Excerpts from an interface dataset

◆ ◆ ◆ ◆ ◆ ◆ ◆

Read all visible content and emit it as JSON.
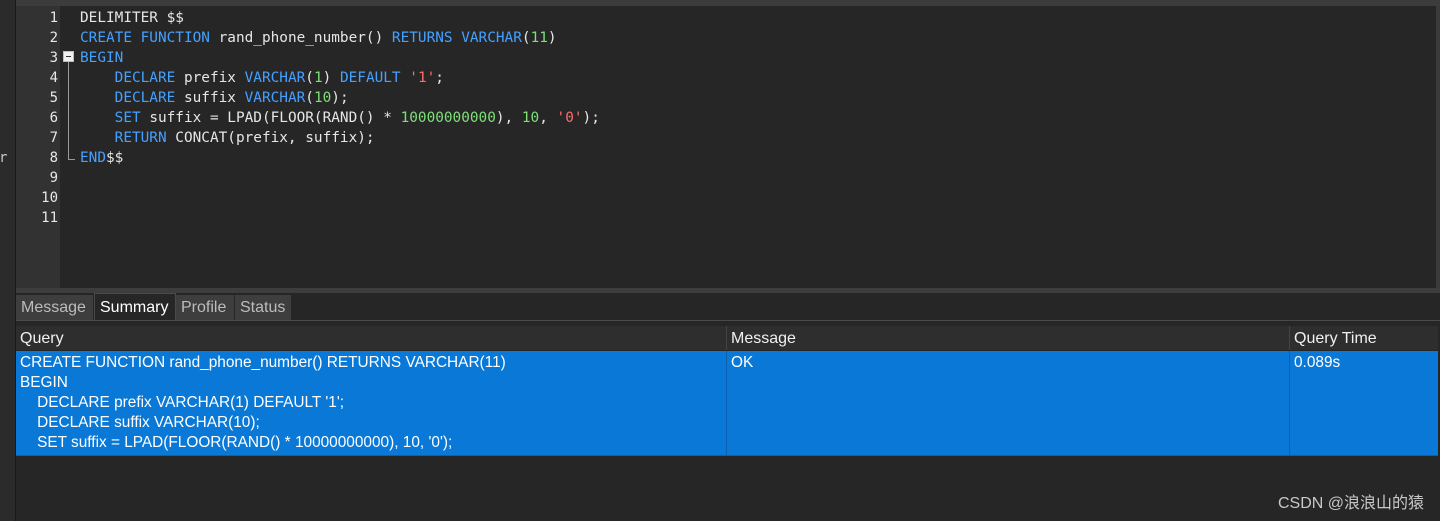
{
  "editor": {
    "line_numbers": [
      "1",
      "2",
      "3",
      "4",
      "5",
      "6",
      "7",
      "8",
      "9",
      "10",
      "11"
    ],
    "code_lines": [
      [
        {
          "t": "DELIMITER $$",
          "c": ""
        }
      ],
      [
        {
          "t": "CREATE FUNCTION",
          "c": "kw"
        },
        {
          "t": " rand_phone_number() ",
          "c": ""
        },
        {
          "t": "RETURNS VARCHAR",
          "c": "kw"
        },
        {
          "t": "(",
          "c": ""
        },
        {
          "t": "11",
          "c": "num"
        },
        {
          "t": ")",
          "c": ""
        }
      ],
      [
        {
          "t": "BEGIN",
          "c": "kw"
        }
      ],
      [
        {
          "t": "    ",
          "c": ""
        },
        {
          "t": "DECLARE",
          "c": "kw"
        },
        {
          "t": " prefix ",
          "c": ""
        },
        {
          "t": "VARCHAR",
          "c": "kw"
        },
        {
          "t": "(",
          "c": ""
        },
        {
          "t": "1",
          "c": "num"
        },
        {
          "t": ") ",
          "c": ""
        },
        {
          "t": "DEFAULT",
          "c": "kw"
        },
        {
          "t": " ",
          "c": ""
        },
        {
          "t": "'1'",
          "c": "str"
        },
        {
          "t": ";",
          "c": ""
        }
      ],
      [
        {
          "t": "    ",
          "c": ""
        },
        {
          "t": "DECLARE",
          "c": "kw"
        },
        {
          "t": " suffix ",
          "c": ""
        },
        {
          "t": "VARCHAR",
          "c": "kw"
        },
        {
          "t": "(",
          "c": ""
        },
        {
          "t": "10",
          "c": "num"
        },
        {
          "t": ");",
          "c": ""
        }
      ],
      [
        {
          "t": "    ",
          "c": ""
        },
        {
          "t": "SET",
          "c": "kw"
        },
        {
          "t": " suffix = LPAD(FLOOR(RAND() * ",
          "c": ""
        },
        {
          "t": "10000000000",
          "c": "num"
        },
        {
          "t": "), ",
          "c": ""
        },
        {
          "t": "10",
          "c": "num"
        },
        {
          "t": ", ",
          "c": ""
        },
        {
          "t": "'0'",
          "c": "str"
        },
        {
          "t": ");",
          "c": ""
        }
      ],
      [
        {
          "t": "    ",
          "c": ""
        },
        {
          "t": "RETURN",
          "c": "kw"
        },
        {
          "t": " CONCAT(prefix, suffix);",
          "c": ""
        }
      ],
      [
        {
          "t": "END",
          "c": "kw"
        },
        {
          "t": "$$",
          "c": ""
        }
      ],
      [
        {
          "t": "",
          "c": ""
        }
      ],
      [
        {
          "t": "",
          "c": ""
        }
      ],
      [
        {
          "t": "",
          "c": ""
        }
      ]
    ]
  },
  "left_edge_char": "r",
  "result_tabs": [
    "Message",
    "Summary",
    "Profile",
    "Status"
  ],
  "active_tab": "Summary",
  "grid": {
    "columns": [
      "Query",
      "Message",
      "Query Time"
    ],
    "rows": [
      {
        "query": "CREATE FUNCTION rand_phone_number() RETURNS VARCHAR(11)\nBEGIN\n    DECLARE prefix VARCHAR(1) DEFAULT '1';\n    DECLARE suffix VARCHAR(10);\n    SET suffix = LPAD(FLOOR(RAND() * 10000000000), 10, '0');",
        "message": "OK",
        "query_time": "0.089s"
      }
    ]
  },
  "watermark": "CSDN @浪浪山的猿",
  "colors": {
    "keyword": "#45a1ff",
    "number": "#7fe07a",
    "string": "#ff6e6e",
    "selection": "#0a78d6"
  }
}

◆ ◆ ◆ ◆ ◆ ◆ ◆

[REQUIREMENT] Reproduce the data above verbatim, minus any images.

[ANSWER SECTION]
Read all visible content and emit it as JSON.
{
  "editor": {
    "line_numbers": [
      "1",
      "2",
      "3",
      "4",
      "5",
      "6",
      "7",
      "8",
      "9",
      "10",
      "11"
    ],
    "code_lines": [
      [
        {
          "t": "DELIMITER $$",
          "c": ""
        }
      ],
      [
        {
          "t": "CREATE FUNCTION",
          "c": "kw"
        },
        {
          "t": " rand_phone_number() ",
          "c": ""
        },
        {
          "t": "RETURNS VARCHAR",
          "c": "kw"
        },
        {
          "t": "(",
          "c": ""
        },
        {
          "t": "11",
          "c": "num"
        },
        {
          "t": ")",
          "c": ""
        }
      ],
      [
        {
          "t": "BEGIN",
          "c": "kw"
        }
      ],
      [
        {
          "t": "    ",
          "c": ""
        },
        {
          "t": "DECLARE",
          "c": "kw"
        },
        {
          "t": " prefix ",
          "c": ""
        },
        {
          "t": "VARCHAR",
          "c": "kw"
        },
        {
          "t": "(",
          "c": ""
        },
        {
          "t": "1",
          "c": "num"
        },
        {
          "t": ") ",
          "c": ""
        },
        {
          "t": "DEFAULT",
          "c": "kw"
        },
        {
          "t": " ",
          "c": ""
        },
        {
          "t": "'1'",
          "c": "str"
        },
        {
          "t": ";",
          "c": ""
        }
      ],
      [
        {
          "t": "    ",
          "c": ""
        },
        {
          "t": "DECLARE",
          "c": "kw"
        },
        {
          "t": " suffix ",
          "c": ""
        },
        {
          "t": "VARCHAR",
          "c": "kw"
        },
        {
          "t": "(",
          "c": ""
        },
        {
          "t": "10",
          "c": "num"
        },
        {
          "t": ");",
          "c": ""
        }
      ],
      [
        {
          "t": "    ",
          "c": ""
        },
        {
          "t": "SET",
          "c": "kw"
        },
        {
          "t": " suffix = LPAD(FLOOR(RAND() * ",
          "c": ""
        },
        {
          "t": "10000000000",
          "c": "num"
        },
        {
          "t": "), ",
          "c": ""
        },
        {
          "t": "10",
          "c": "num"
        },
        {
          "t": ", ",
          "c": ""
        },
        {
          "t": "'0'",
          "c": "str"
        },
        {
          "t": ");",
          "c": ""
        }
      ],
      [
        {
          "t": "    ",
          "c": ""
        },
        {
          "t": "RETURN",
          "c": "kw"
        },
        {
          "t": " CONCAT(prefix, suffix);",
          "c": ""
        }
      ],
      [
        {
          "t": "END",
          "c": "kw"
        },
        {
          "t": "$$",
          "c": ""
        }
      ],
      [
        {
          "t": "",
          "c": ""
        }
      ],
      [
        {
          "t": "",
          "c": ""
        }
      ],
      [
        {
          "t": "",
          "c": ""
        }
      ]
    ]
  },
  "left_edge_char": "r",
  "result_tabs": [
    "Message",
    "Summary",
    "Profile",
    "Status"
  ],
  "active_tab": "Summary",
  "grid": {
    "columns": [
      "Query",
      "Message",
      "Query Time"
    ],
    "rows": [
      {
        "query": "CREATE FUNCTION rand_phone_number() RETURNS VARCHAR(11)\nBEGIN\n    DECLARE prefix VARCHAR(1) DEFAULT '1';\n    DECLARE suffix VARCHAR(10);\n    SET suffix = LPAD(FLOOR(RAND() * 10000000000), 10, '0');",
        "message": "OK",
        "query_time": "0.089s"
      }
    ]
  },
  "watermark": "CSDN @浪浪山的猿",
  "colors": {
    "keyword": "#45a1ff",
    "number": "#7fe07a",
    "string": "#ff6e6e",
    "selection": "#0a78d6"
  }
}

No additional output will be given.